PUBLICATION

The zebrafish ennui behavioral mutation disrupts acetylcholine receptor localization and motor axon stability

Authors
Saint-Amant, L., Sprague, S.M., Hirata, H., Li, Q., Cui, W.W., Zhou, W., Poudou, O., Hume, R.I., and Kuwada, J.Y.
ID
ZDB-PUB-071009-14
Date
2008
Source
Developmental Neurobiology   68(1): 45-61 (Journal)
Registered Authors
Cui, Wilson, Hirata, Hiromi, Kuwada, John, Li, Qin, Saint-Amant, Louis, Sprague, Shawn, Zhou, Weibin
Keywords
development, neuromuscular, mutant, acetylcholine, synapse
MeSH Terms
  • Action Potentials/drug effects
  • Action Potentials/genetics
  • Agrin/pharmacology
  • Animals
  • Axons/drug effects
  • Axons/physiology*
  • Behavior, Animal
  • Embryo, Nonmammalian
  • Motor Neurons/drug effects
  • Motor Neurons/pathology*
  • Movement Disorders*/genetics
  • Movement Disorders*/pathology
  • Movement Disorders*/physiopathology
  • Mutation/physiology*
  • Nerve Tissue Proteins/metabolism
  • Neuromuscular Junction/physiopathology
  • Protein Transport/drug effects
  • Receptors, Cholinergic/metabolism*
  • Swimming
  • Synaptic Transmission/drug effects
  • Synaptic Transmission/physiology
  • Zebrafish
  • Zebrafish Proteins/genetics*
  • Zebrafish Proteins/metabolism
PubMed
17918238 Full text @ Dev. Neurobiol.
Abstract
The zebrafish ennui mutation was identified from a mutagenesis screen for defects in early behavior.
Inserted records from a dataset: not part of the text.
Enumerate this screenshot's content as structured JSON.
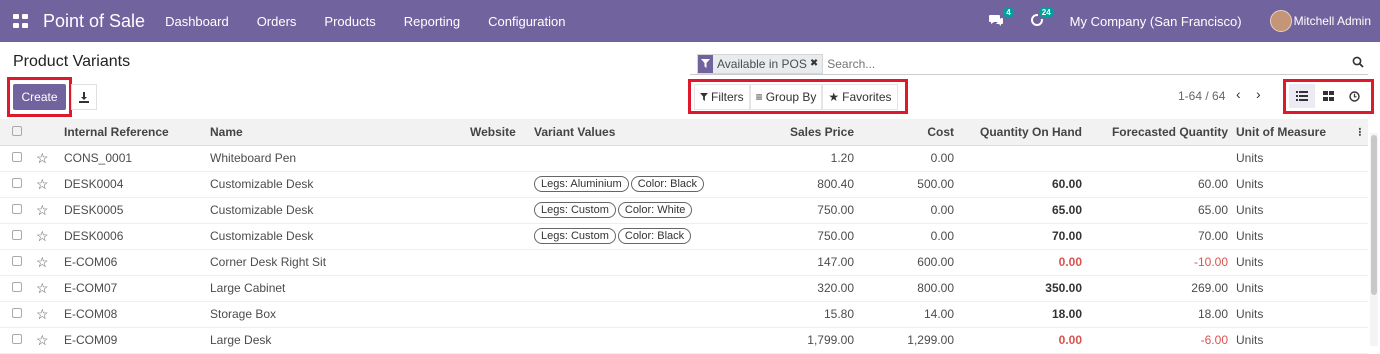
{
  "nav": {
    "brand": "Point of Sale",
    "items": [
      "Dashboard",
      "Orders",
      "Products",
      "Reporting",
      "Configuration"
    ],
    "messages_badge": "4",
    "activity_badge": "24",
    "company": "My Company (San Francisco)",
    "user": "Mitchell Admin"
  },
  "page": {
    "title": "Product Variants",
    "create_label": "Create"
  },
  "search": {
    "facet": "Available in POS",
    "placeholder": "Search..."
  },
  "filters": {
    "filters_label": "Filters",
    "group_by_label": "Group By",
    "favorites_label": "Favorites"
  },
  "pager": {
    "text": "1-64 / 64"
  },
  "table": {
    "headers": {
      "ref": "Internal Reference",
      "name": "Name",
      "website": "Website",
      "variants": "Variant Values",
      "price": "Sales Price",
      "cost": "Cost",
      "qty": "Quantity On Hand",
      "forecast": "Forecasted Quantity",
      "uom": "Unit of Measure"
    },
    "rows": [
      {
        "ref": "CONS_0001",
        "name": "Whiteboard Pen",
        "variants": [],
        "price": "1.20",
        "cost": "0.00",
        "qty": "",
        "forecast": "",
        "uom": "Units"
      },
      {
        "ref": "DESK0004",
        "name": "Customizable Desk",
        "variants": [
          "Legs: Aluminium",
          "Color: Black"
        ],
        "price": "800.40",
        "cost": "500.00",
        "qty": "60.00",
        "forecast": "60.00",
        "uom": "Units"
      },
      {
        "ref": "DESK0005",
        "name": "Customizable Desk",
        "variants": [
          "Legs: Custom",
          "Color: White"
        ],
        "price": "750.00",
        "cost": "0.00",
        "qty": "65.00",
        "forecast": "65.00",
        "uom": "Units"
      },
      {
        "ref": "DESK0006",
        "name": "Customizable Desk",
        "variants": [
          "Legs: Custom",
          "Color: Black"
        ],
        "price": "750.00",
        "cost": "0.00",
        "qty": "70.00",
        "forecast": "70.00",
        "uom": "Units"
      },
      {
        "ref": "E-COM06",
        "name": "Corner Desk Right Sit",
        "variants": [],
        "price": "147.00",
        "cost": "600.00",
        "qty": "0.00",
        "forecast": "-10.00",
        "uom": "Units",
        "negative": true
      },
      {
        "ref": "E-COM07",
        "name": "Large Cabinet",
        "variants": [],
        "price": "320.00",
        "cost": "800.00",
        "qty": "350.00",
        "forecast": "269.00",
        "uom": "Units"
      },
      {
        "ref": "E-COM08",
        "name": "Storage Box",
        "variants": [],
        "price": "15.80",
        "cost": "14.00",
        "qty": "18.00",
        "forecast": "18.00",
        "uom": "Units"
      },
      {
        "ref": "E-COM09",
        "name": "Large Desk",
        "variants": [],
        "price": "1,799.00",
        "cost": "1,299.00",
        "qty": "0.00",
        "forecast": "-6.00",
        "uom": "Units",
        "negative": true
      }
    ]
  }
}
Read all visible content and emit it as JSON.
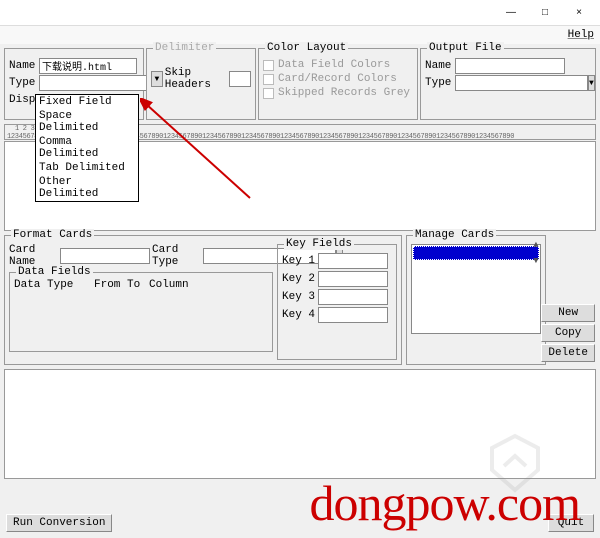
{
  "titlebar": {
    "min": "—",
    "max": "□",
    "close": "×"
  },
  "menubar": {
    "help": "Help"
  },
  "input": {
    "name_label": "Name",
    "name_value": "下载说明.html",
    "type_label": "Type",
    "type_value": "",
    "disp_label": "Disp."
  },
  "dropdown": {
    "items": [
      "Fixed Field",
      "Space Delimited",
      "Comma Delimited",
      "Tab Delimited",
      "Other Delimited"
    ]
  },
  "delimiter": {
    "legend": "Delimiter",
    "skip_label": "Skip Headers",
    "skip_value": ""
  },
  "color_layout": {
    "legend": "Color Layout",
    "opt1": "Data Field Colors",
    "opt2": "Card/Record Colors",
    "opt3": "Skipped Records Grey"
  },
  "output_file": {
    "legend": "Output File",
    "name_label": "Name",
    "name_value": "",
    "type_label": "Type",
    "type_value": ""
  },
  "ruler": {
    "nums": "1       2       3       4       5       6       7       8       9       10      11      12",
    "ticks": "1234567890123456789012345678901234567890123456789012345678901234567890123456789012345678901234567890123456789012345678901234567890"
  },
  "format_cards": {
    "legend": "Format Cards",
    "card_name_label": "Card Name",
    "card_name_value": "",
    "card_type_label": "Card Type",
    "card_type_value": "",
    "data_fields_legend": "Data Fields",
    "df_col1": "Data Type",
    "df_col2": "From To",
    "df_col3": "Column",
    "key_fields_legend": "Key Fields",
    "key1": "Key 1",
    "key2": "Key 2",
    "key3": "Key 3",
    "key4": "Key 4"
  },
  "manage_cards": {
    "legend": "Manage Cards",
    "new": "New",
    "copy": "Copy",
    "delete": "Delete"
  },
  "bottom": {
    "run": "Run Conversion",
    "quit": "Quit"
  },
  "watermark": "dongpow.com"
}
Homozygous ennui embryos swam more slowly than wild-type siblings but normal swimming recovered during larval stages and homozygous mutants survived until adulthood. Electrophysiological recordings from motoneurons and muscles suggested that the motor output of the CNS following mechanosensory stimulation was normal in ennui, but the synaptic currents at the neuromuscular junction were significantly reduced. Analysis of acetylcholine receptors (AChRs) in ennui muscles showed a marked reduction in the size of synaptic clusters and their aberrant localization at the myotome segment borders of fast twitch muscle. Prepatterned, nerve-independent AChR clusters appeared normal in mutant embryos and dispersed upon outgrowth of motor axons onto the muscles. Genetic mosaic analysis showed that ennui is required cell autonomously in muscle fibers for normal synaptic localization of AChRs. Furthermore, exogenous agrin failed to induce AChR aggregation, suggesting that ennui is crucial for agrin function. Finally, motor axons branched more extensively in ennui fast twitch muscles especially in the region of the myotome borders. These results suggest that ennui is important for nerve-dependent AChR clustering and the stability of axon growth.
Genes / Markers
Figures
Expression
Phenotype
Mutation and Transgenics
Human Disease / Model Data
Sequence Targeting Reagents
Fish
Antibodies
Orthology
Engineered Foreign Genes
Mapping
Errata and Notes